Introduction: Motorcycle Saddle
This was a project a long time coming and i couldn't be happier with how it turned out. I live in the grueling Phoenix valley and the sun here destroys everything very quickly. That being said the vinyl seat the bike came with dried up and crusted to death leaving me needing a cover before the foam pad got destroyed.
Materials and tools used:
5 oz leather
5 in 1 leather punch
Laser engraver (optional)
various leather dyes
air compressor and air brush
Step 1: Make a Template
Simple step was to disassemble the old saddle cover and trace it on a large piece of cow hide picked up from my local Tandy leather store.
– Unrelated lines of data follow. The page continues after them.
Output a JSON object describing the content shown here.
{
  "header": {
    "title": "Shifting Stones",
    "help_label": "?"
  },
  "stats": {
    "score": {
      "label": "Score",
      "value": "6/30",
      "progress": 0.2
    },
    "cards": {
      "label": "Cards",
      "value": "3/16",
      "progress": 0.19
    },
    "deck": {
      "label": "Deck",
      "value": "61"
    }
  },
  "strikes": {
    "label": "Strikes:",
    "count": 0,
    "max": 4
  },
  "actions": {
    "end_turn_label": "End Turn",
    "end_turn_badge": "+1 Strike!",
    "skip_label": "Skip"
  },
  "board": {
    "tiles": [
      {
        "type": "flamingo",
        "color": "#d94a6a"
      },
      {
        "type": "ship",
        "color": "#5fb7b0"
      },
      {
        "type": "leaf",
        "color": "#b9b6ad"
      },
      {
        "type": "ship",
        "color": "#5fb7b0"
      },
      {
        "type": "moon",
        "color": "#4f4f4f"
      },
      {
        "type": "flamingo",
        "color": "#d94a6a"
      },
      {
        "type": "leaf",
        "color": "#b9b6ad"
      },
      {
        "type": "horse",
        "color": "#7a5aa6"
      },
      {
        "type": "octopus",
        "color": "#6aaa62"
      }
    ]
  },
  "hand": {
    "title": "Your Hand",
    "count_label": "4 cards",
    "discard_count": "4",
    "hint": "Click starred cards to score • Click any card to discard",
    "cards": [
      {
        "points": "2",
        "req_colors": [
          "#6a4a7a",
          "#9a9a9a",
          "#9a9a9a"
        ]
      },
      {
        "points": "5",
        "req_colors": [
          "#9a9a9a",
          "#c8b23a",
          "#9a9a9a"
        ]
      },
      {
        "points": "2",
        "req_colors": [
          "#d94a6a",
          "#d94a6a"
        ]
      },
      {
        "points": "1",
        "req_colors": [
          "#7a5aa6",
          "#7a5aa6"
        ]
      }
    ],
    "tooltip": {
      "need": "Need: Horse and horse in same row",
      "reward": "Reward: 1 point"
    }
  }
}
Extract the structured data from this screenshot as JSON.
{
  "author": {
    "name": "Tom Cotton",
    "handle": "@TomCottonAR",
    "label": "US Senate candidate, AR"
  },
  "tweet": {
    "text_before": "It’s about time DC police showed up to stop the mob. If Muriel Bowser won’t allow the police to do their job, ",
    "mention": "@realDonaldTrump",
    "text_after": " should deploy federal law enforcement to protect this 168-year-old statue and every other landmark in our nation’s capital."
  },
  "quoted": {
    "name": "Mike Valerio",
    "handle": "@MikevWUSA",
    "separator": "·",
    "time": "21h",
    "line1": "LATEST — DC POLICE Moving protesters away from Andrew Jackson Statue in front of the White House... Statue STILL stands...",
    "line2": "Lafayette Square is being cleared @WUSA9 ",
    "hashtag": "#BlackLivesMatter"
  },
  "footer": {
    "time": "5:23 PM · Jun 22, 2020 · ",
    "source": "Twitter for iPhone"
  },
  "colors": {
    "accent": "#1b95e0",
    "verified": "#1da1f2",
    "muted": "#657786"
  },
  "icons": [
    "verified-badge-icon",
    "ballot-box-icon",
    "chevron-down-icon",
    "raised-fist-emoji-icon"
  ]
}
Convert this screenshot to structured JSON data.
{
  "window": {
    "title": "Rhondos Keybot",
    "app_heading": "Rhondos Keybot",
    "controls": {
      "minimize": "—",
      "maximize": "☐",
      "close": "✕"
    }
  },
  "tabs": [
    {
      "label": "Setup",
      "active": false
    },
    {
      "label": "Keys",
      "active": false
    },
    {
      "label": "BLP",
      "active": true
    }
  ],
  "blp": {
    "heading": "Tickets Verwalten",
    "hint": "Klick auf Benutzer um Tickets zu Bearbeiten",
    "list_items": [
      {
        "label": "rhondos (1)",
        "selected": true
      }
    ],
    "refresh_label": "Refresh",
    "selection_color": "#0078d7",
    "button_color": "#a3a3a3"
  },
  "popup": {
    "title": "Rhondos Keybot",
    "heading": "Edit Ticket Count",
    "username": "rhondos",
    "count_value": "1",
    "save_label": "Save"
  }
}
I used 5 oz leather for this project because of how I wanted to make the seat. After finishing the project i think a lighter weight leather would have been easier to work with and achieved a slightly better result.
Step 2: Tooling the Leather
There are many ways to put designs/patterns in leather. I chose to use my laser engraver to get the images I wanted with as little effort as possible. I found all my images by doing google searches for video games I loved as a child and turned them into usable SVG files.
Once the images were ready the only thing left was placement and burning. After burning all images I used a creasing tool to trace a path 1/4" all the way around each piece. That was followed by punching holes for stitching. I could have made this process faster by using the laser. (lessons learned)
If the laser had a larger work surface then i would have cut each piece in the laser instead of by hand.
Step 3: Coloring/Dying and Stitching
I went back and forth at this point between Fiebings and eco flow leather dyes to get the colors I desired. Some pieces were dyed with the swabs while others were dyed using an airbrush. Some of the coloring was also done with acrylic paints. Dye the leather to your desired vibrancy of color.
As can be seen in the photos are the wholes for stitching all pieces together. I used a basic double saddle stitch to make sure this would never come apart without great effort. My hand hurt for weeks after the stitching due to not making the holes big enough for easy work. Lesson to be learned is make the whole bigger
(steps missed/forgotten: beveling and burnishing the edges. Things I learned about after doing this project. And gluing down of seem strips.)
Step 4: Stitching/Finishing/Mounting
As previously mentioned this saddle was all hand stitched. Many videos exist on how to do this. I would rather have used a machine to stitch this project. 20ish hours were used to hand stitch this saddle cover. (too many).
After all pieces are assembled use a saddle sealing product to protect the leather from sun damage or you'll be doing this again very soon.
Participated in the